Return each entry exactly, so that nothing in the data differs from the original.

### Given entries:
_ _ _ _ _ _ _

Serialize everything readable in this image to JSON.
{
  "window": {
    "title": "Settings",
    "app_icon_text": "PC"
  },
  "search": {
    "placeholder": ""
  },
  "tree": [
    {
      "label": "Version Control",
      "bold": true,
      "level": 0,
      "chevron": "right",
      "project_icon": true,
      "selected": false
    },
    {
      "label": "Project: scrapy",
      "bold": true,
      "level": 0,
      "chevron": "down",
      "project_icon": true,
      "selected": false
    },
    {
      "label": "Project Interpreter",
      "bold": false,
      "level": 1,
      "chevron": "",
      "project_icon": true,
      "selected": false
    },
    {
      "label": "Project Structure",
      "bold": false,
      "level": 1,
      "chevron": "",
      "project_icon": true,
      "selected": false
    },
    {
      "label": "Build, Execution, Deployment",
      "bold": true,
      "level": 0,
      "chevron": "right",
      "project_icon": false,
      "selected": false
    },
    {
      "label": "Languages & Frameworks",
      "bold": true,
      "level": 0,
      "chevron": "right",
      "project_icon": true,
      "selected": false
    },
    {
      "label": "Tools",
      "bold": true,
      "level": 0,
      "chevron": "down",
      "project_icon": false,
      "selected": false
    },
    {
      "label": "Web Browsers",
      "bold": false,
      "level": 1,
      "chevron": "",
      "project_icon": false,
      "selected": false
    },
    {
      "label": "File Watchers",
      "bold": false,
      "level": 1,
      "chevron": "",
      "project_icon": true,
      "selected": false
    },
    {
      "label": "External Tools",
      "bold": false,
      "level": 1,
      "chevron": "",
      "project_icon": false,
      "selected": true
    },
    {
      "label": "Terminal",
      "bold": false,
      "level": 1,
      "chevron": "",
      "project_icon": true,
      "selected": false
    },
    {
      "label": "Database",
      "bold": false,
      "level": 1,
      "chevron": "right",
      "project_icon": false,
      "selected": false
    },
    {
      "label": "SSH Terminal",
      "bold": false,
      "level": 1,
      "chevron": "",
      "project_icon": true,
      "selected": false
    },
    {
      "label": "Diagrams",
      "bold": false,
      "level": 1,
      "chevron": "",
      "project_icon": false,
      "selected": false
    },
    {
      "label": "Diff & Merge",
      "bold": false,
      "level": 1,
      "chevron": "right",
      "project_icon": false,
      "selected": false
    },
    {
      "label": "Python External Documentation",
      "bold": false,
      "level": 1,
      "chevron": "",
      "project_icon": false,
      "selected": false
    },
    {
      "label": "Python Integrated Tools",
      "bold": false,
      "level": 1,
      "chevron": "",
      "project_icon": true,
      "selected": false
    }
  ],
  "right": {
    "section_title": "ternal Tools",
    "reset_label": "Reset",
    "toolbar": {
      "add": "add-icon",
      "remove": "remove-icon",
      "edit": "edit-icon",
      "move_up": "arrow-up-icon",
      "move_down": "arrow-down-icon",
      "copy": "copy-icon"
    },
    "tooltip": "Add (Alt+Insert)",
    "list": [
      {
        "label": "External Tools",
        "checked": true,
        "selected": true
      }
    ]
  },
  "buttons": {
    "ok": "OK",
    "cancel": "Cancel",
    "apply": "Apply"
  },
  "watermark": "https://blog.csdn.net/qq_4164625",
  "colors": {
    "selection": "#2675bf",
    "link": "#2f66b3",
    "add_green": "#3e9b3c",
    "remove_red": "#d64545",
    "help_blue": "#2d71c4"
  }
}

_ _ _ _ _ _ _

### Answer:
Serialize everything readable in this image to JSON.
{
  "window": {
    "title": "Settings",
    "app_icon_text": "PC"
  },
  "search": {
    "placeholder": ""
  },
  "tree": [
    {
      "label": "Version Control",
      "bold": true,
      "level": 0,
      "chevron": "right",
      "project_icon": true,
      "selected": false
    },
    {
      "label": "Project: scrapy",
      "bold": true,
      "level": 0,
      "chevron": "down",
      "project_icon": true,
      "selected": false
    },
    {
      "label": "Project Interpreter",
      "bold": false,
      "level": 1,
      "chevron": "",
      "project_icon": true,
      "selected": false
    },
    {
      "label": "Project Structure",
      "bold": false,
      "level": 1,
      "chevron": "",
      "project_icon": true,
      "selected": false
    },
    {
      "label": "Build, Execution, Deployment",
      "bold": true,
      "level": 0,
      "chevron": "right",
      "project_icon": false,
      "selected": false
    },
    {
      "label": "Languages & Frameworks",
      "bold": true,
      "level": 0,
      "chevron": "right",
      "project_icon": true,
      "selected": false
    },
    {
      "label": "Tools",
      "bold": true,
      "level": 0,
      "chevron": "down",
      "project_icon": false,
      "selected": false
    },
    {
      "label": "Web Browsers",
      "bold": false,
      "level": 1,
      "chevron": "",
      "project_icon": false,
      "selected": false
    },
    {
      "label": "File Watchers",
      "bold": false,
      "level": 1,
      "chevron": "",
      "project_icon": true,
      "selected": false
    },
    {
      "label": "External Tools",
      "bold": false,
      "level": 1,
      "chevron": "",
      "project_icon": false,
      "selected": true
    },
    {
      "label": "Terminal",
      "bold": false,
      "level": 1,
      "chevron": "",
      "project_icon": true,
      "selected": false
    },
    {
      "label": "Database",
      "bold": false,
      "level": 1,
      "chevron": "right",
      "project_icon": false,
      "selected": false
    },
    {
      "label": "SSH Terminal",
      "bold": false,
      "level": 1,
      "chevron": "",
      "project_icon": true,
      "selected": false
    },
    {
      "label": "Diagrams",
      "bold": false,
      "level": 1,
      "chevron": "",
      "project_icon": false,
      "selected": false
    },
    {
      "label": "Diff & Merge",
      "bold": false,
      "level": 1,
      "chevron": "right",
      "project_icon": false,
      "selected": false
    },
    {
      "label": "Python External Documentation",
      "bold": false,
      "level": 1,
      "chevron": "",
      "project_icon": false,
      "selected": false
    },
    {
      "label": "Python Integrated Tools",
      "bold": false,
      "level": 1,
      "chevron": "",
      "project_icon": true,
      "selected": false
    }
  ],
  "right": {
    "section_title": "ternal Tools",
    "reset_label": "Reset",
    "toolbar": {
      "add": "add-icon",
      "remove": "remove-icon",
      "edit": "edit-icon",
      "move_up": "arrow-up-icon",
      "move_down": "arrow-down-icon",
      "copy": "copy-icon"
    },
    "tooltip": "Add (Alt+Insert)",
    "list": [
      {
        "label": "External Tools",
        "checked": true,
        "selected": true
      }
    ]
  },
  "buttons": {
    "ok": "OK",
    "cancel": "Cancel",
    "apply": "Apply"
  },
  "watermark": "https://blog.csdn.net/qq_4164625",
  "colors": {
    "selection": "#2675bf",
    "link": "#2f66b3",
    "add_green": "#3e9b3c",
    "remove_red": "#d64545",
    "help_blue": "#2d71c4"
  }
}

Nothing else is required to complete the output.